Today, the East Bengal Regiment consists of about 50 battalions and plays a key role as an infantry force in safeguarding the sovereignty of Bangladesh. The Regiment provides support to the civilian government when called upon. Major A Ghani formed the Bangladesh Infantry Regiment with a small number of units from the East Bengal Regiment. The Bangladesh Infantry Regiment has grown to contain more than seventy regiments and is a key element of the army.
The East Bengal Regiment is the largest formation of the Bangladesh Army, with battalions in each of the nation's twenty five infantry brigades. Its role is to engage and defeat an enemy in frontal combat, within a traditional infantry combat scenario. The regiment also aids the civilian government when called on and contributes regularly to Bangladesh's peacekeeping commitments overseas. Bangladesh is among the countries contributing troops to the United Nations.
- "Flag distribution parade of 57 EBR held | Dhaka Tribune". www.dhakatribune.com. Retrieved 2017-07-22.
- "Maj Abdul Gani". The Daily Star. 11 November 2014. Retrieved 6 October 2016.
- Sein, Mange Kyaw (20 May 2011). "Remembering a Tiger's Last Journey". Star Weekend Magazine. The Daily Star. Retrieved 5 October 2016.

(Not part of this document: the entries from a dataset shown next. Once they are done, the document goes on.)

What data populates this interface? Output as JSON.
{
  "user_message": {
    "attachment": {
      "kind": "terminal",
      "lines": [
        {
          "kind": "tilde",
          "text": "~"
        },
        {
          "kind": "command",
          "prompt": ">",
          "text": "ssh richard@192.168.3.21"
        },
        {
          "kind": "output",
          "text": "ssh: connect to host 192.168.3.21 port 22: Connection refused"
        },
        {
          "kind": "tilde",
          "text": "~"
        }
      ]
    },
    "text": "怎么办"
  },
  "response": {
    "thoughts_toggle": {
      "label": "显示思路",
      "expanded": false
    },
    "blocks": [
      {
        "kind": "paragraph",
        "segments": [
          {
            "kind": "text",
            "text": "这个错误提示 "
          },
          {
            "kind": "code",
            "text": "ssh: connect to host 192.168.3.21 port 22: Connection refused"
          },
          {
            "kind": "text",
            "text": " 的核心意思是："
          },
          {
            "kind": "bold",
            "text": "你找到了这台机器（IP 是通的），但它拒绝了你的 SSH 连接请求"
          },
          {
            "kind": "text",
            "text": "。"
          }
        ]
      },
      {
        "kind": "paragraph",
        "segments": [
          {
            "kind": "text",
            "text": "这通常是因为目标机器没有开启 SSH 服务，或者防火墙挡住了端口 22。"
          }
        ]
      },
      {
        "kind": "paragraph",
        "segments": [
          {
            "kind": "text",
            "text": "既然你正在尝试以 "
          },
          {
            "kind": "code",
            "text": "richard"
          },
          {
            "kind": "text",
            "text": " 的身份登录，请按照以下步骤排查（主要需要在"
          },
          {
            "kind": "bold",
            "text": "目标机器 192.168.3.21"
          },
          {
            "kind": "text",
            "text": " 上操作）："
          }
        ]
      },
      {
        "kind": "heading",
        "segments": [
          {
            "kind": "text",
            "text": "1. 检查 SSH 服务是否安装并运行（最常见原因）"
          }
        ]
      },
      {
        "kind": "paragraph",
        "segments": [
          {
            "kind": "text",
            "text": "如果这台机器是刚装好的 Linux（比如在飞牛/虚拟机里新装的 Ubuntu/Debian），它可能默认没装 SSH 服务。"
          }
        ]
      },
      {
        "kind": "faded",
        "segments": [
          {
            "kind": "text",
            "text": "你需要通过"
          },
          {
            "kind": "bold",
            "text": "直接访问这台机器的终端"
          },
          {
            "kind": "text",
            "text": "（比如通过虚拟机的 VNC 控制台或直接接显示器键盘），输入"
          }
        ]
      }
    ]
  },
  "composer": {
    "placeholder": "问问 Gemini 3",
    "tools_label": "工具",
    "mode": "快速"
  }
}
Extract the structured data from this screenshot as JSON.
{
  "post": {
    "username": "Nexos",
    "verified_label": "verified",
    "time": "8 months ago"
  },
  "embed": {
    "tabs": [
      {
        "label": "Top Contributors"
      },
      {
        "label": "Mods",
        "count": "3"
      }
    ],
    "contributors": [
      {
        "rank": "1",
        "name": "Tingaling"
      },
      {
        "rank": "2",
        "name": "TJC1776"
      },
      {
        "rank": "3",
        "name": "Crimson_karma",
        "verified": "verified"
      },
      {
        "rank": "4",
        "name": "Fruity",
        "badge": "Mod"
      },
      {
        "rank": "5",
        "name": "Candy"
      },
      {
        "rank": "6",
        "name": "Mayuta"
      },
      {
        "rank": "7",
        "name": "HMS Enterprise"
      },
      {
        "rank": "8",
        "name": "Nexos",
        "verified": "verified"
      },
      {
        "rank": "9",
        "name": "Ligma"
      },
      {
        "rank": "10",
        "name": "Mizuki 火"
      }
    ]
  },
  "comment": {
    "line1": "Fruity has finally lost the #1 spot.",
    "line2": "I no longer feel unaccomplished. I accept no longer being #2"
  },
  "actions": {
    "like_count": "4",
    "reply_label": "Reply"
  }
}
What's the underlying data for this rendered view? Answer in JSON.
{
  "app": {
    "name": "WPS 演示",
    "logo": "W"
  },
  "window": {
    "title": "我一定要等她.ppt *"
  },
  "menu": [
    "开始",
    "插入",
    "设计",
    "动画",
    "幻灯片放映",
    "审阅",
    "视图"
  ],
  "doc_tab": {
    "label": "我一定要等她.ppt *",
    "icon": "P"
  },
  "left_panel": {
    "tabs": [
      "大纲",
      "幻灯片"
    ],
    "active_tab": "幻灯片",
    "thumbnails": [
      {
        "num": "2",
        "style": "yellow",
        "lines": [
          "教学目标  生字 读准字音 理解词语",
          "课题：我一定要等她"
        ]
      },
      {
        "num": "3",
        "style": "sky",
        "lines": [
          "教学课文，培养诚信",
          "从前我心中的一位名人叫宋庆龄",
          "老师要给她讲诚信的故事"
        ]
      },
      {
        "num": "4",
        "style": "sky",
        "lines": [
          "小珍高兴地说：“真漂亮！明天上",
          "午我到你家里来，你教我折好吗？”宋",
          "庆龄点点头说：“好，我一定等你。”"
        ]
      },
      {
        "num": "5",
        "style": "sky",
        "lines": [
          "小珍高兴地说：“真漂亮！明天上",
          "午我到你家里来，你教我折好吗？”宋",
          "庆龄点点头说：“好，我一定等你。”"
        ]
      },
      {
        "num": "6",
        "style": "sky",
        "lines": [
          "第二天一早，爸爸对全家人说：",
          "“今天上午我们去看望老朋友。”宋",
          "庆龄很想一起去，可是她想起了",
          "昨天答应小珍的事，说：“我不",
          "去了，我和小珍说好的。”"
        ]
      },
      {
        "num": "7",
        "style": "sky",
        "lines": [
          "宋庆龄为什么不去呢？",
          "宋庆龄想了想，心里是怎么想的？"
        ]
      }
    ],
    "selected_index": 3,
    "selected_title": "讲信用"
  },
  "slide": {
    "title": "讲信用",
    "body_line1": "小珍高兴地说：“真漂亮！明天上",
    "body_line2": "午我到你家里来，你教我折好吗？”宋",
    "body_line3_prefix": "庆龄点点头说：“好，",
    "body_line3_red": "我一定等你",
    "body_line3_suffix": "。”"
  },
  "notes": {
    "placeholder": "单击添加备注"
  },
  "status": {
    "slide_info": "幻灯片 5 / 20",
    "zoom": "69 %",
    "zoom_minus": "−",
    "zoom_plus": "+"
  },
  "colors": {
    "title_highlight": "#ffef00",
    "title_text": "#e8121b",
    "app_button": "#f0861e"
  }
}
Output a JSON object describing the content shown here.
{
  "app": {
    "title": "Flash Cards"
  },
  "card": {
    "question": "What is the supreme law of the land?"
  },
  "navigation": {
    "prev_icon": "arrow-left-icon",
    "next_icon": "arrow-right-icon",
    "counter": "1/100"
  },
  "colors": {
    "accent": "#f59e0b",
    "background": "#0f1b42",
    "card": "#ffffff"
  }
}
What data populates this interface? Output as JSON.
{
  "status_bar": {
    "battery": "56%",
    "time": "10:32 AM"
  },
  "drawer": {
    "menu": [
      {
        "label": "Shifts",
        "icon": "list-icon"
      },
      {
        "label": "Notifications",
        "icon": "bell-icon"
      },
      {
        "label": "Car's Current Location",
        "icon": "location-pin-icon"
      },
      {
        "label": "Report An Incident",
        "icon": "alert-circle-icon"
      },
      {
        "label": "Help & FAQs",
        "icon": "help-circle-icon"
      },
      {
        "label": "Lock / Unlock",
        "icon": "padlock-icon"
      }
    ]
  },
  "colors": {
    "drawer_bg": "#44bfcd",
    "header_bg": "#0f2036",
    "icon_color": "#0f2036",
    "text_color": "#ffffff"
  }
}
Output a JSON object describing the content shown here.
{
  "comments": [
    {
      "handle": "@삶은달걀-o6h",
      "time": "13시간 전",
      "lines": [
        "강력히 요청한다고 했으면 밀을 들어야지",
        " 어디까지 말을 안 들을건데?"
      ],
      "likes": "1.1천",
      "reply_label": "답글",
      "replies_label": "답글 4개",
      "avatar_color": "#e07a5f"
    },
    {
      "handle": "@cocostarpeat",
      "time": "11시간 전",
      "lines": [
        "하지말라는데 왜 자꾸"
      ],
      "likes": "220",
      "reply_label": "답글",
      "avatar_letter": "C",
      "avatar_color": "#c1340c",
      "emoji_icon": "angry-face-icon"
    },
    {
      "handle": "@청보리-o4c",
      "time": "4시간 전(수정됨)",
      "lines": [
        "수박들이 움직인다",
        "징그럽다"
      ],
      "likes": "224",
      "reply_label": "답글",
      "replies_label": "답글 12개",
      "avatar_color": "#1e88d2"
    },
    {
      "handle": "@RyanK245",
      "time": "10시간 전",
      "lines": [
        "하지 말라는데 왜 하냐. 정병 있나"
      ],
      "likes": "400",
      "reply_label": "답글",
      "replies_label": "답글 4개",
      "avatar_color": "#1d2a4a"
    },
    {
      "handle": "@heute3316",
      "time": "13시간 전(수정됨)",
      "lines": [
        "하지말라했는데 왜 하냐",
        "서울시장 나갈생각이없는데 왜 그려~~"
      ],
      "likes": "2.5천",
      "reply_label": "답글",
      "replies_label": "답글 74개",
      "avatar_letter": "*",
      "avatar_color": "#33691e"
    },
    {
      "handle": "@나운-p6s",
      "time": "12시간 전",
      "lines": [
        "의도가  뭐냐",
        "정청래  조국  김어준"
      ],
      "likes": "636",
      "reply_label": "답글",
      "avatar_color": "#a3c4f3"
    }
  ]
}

- As of Dec 2008, Bangladesh was ranked second behind Pakistan and ahead of India in terms of numbers of troops deployed on UNPKOS. See official UN figures, available at: http://www.un.org/Depts/dpko/dpko/contributors/2008/dec08_2.pdf
- Makieg, Douglas C. (1989). "National Security". In Heitzman, James; Worden, Robert. Bangladesh: A Country Study. Washington, D.C.: Federal Research Division, Library of Congress. pp. 208–209.
- Gill, John H. (2003). An Atlas of the 1971 India - Pakistan War: The Creation of Bangladesh (PDF). Washington D.C.: National Defense University, Near East South Asia Center for Strategic Studies. p. 20–. OCLC 53906774.
- Cohen, Stephen P. (2016). The South Asia Papers. Brookings Institution Press. p. 206. ISBN 978-0-8157-2841-2 – via Project MUSE. (Subscription required (. ))